Available data ::
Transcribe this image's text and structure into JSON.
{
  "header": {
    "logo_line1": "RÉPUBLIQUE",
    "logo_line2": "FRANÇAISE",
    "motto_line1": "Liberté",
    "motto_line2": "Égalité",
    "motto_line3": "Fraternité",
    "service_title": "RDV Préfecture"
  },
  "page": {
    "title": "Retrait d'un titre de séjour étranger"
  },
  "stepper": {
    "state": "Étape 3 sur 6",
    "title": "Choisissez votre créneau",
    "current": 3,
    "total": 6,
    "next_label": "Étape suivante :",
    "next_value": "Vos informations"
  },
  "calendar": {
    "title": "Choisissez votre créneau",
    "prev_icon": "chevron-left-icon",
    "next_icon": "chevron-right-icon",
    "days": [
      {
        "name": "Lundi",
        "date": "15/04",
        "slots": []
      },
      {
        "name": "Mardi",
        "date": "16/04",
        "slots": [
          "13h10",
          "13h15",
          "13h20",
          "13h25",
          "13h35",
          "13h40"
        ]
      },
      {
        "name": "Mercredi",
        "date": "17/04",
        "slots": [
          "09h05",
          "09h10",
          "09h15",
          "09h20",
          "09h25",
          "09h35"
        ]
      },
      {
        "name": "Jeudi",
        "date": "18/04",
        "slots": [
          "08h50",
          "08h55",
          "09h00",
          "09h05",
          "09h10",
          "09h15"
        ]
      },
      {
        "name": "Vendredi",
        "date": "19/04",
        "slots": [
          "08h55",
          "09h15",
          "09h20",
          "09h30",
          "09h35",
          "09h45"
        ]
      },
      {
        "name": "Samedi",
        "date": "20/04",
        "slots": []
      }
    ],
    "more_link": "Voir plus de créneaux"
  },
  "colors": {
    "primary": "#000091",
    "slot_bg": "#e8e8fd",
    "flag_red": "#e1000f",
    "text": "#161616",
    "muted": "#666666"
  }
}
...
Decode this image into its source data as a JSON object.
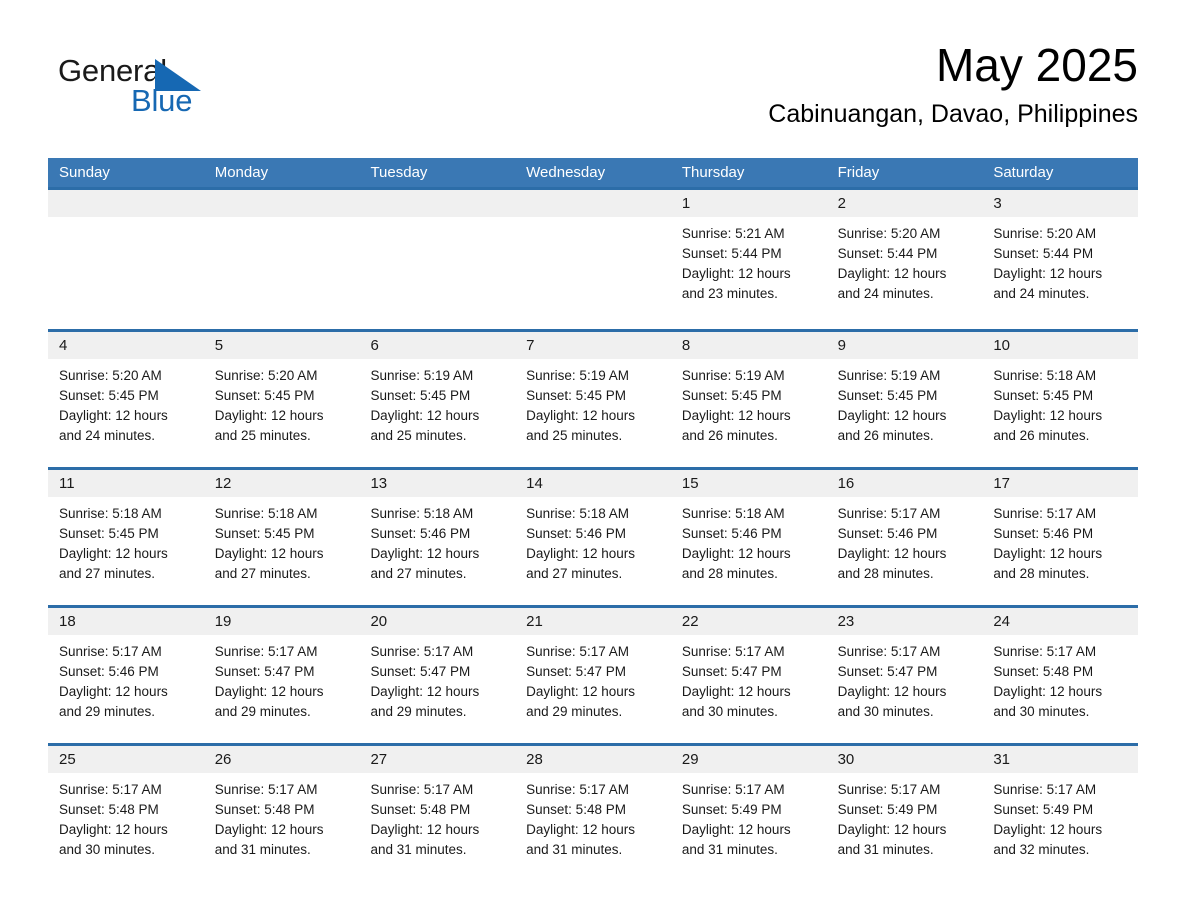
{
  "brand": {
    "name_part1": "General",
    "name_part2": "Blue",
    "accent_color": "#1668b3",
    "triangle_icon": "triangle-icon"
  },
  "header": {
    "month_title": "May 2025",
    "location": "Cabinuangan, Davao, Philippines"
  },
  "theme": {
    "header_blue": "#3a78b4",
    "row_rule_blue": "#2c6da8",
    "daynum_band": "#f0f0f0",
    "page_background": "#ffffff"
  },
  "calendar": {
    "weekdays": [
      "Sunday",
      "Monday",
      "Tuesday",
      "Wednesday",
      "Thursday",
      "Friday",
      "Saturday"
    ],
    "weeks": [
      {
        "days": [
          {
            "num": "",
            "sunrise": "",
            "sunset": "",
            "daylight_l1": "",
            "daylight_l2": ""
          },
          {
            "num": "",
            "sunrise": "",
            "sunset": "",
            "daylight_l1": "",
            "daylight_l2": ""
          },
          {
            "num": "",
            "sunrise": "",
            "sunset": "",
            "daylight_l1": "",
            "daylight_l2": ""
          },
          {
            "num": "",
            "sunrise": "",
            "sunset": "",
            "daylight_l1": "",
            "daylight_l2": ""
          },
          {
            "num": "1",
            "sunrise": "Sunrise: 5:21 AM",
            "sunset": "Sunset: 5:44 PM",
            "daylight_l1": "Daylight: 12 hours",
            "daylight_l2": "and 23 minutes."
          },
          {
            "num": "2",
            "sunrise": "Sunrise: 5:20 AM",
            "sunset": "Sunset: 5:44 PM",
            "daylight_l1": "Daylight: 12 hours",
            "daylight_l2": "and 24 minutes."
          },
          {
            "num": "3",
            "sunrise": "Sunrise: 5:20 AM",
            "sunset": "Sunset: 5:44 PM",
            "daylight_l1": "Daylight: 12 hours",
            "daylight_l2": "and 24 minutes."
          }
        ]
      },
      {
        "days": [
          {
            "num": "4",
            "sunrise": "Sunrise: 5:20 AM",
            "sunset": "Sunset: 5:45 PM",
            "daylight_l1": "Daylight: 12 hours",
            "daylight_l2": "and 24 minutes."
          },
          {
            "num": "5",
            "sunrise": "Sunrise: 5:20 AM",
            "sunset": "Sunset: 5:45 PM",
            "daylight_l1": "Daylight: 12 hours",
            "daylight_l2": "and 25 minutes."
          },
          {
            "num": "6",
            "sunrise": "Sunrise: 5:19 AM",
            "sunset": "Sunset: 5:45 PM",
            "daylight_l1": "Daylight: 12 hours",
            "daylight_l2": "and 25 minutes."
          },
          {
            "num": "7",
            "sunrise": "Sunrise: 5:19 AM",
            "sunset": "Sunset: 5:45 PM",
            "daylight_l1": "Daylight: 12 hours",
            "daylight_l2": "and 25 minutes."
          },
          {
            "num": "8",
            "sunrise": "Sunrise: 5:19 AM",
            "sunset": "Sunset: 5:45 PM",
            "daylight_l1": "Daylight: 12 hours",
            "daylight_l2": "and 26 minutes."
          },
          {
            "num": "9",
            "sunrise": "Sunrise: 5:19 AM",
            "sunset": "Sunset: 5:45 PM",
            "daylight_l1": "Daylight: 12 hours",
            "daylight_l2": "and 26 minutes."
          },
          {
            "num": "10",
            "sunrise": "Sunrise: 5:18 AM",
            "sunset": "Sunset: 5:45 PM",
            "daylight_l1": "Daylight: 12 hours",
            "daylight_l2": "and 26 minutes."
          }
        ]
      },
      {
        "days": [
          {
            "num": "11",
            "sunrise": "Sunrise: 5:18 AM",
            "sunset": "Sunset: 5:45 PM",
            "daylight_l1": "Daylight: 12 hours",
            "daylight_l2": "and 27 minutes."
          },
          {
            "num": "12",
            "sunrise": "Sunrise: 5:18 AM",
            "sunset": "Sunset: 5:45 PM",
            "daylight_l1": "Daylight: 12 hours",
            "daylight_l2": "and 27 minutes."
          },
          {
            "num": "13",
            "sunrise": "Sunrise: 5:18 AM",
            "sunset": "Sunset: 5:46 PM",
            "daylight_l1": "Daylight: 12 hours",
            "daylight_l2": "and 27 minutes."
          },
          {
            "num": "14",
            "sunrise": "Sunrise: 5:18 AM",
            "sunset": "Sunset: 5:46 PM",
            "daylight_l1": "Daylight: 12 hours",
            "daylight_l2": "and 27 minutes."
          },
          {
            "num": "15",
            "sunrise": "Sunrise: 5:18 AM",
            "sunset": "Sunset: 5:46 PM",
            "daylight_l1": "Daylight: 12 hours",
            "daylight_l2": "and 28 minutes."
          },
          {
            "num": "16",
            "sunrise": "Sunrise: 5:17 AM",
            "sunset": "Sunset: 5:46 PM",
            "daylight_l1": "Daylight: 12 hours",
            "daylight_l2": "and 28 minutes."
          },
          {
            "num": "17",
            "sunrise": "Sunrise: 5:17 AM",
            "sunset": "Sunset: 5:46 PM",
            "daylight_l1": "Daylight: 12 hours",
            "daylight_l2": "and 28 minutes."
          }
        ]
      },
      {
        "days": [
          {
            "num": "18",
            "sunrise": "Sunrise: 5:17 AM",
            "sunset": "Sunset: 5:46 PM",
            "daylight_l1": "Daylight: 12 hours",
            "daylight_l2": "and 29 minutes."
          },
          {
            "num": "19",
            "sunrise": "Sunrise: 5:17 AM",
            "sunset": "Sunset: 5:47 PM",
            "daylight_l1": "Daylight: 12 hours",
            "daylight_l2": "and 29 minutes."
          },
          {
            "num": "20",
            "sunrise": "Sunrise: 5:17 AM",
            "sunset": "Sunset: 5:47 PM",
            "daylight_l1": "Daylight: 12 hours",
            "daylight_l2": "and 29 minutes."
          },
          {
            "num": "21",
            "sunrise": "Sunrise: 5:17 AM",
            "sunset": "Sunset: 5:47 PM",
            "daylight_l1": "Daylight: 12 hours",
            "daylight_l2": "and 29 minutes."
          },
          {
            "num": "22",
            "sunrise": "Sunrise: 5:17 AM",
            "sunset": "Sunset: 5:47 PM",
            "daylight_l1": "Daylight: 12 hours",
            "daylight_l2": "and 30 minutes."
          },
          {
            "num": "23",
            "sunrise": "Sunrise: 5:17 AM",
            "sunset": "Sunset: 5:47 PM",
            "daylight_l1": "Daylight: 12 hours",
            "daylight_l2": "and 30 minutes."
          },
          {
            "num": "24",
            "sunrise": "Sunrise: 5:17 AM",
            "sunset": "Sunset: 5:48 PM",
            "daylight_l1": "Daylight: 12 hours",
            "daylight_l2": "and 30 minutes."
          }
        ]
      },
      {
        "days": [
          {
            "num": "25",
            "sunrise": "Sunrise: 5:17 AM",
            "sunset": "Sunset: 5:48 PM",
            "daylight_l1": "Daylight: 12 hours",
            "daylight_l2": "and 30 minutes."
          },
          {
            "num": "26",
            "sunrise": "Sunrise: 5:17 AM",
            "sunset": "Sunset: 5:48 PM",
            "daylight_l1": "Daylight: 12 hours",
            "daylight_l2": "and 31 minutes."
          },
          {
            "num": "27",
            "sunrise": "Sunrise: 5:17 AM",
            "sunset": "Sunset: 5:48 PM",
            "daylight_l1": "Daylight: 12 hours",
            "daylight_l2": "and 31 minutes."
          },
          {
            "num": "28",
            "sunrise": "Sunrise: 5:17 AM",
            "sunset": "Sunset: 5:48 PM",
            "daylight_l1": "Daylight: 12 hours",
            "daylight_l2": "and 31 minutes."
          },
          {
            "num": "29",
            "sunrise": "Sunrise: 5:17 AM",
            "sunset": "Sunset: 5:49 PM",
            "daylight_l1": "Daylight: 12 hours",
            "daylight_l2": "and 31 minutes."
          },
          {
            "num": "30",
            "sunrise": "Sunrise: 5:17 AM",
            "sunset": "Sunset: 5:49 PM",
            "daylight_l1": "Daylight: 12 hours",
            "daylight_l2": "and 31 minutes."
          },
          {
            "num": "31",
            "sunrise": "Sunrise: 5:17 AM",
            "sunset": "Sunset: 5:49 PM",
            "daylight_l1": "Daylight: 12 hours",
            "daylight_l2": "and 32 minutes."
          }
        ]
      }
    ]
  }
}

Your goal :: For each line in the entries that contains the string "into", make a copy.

Reply ::
Transcribe this image's text and structure into JSON.
Decode this image into its source data as a JSON object.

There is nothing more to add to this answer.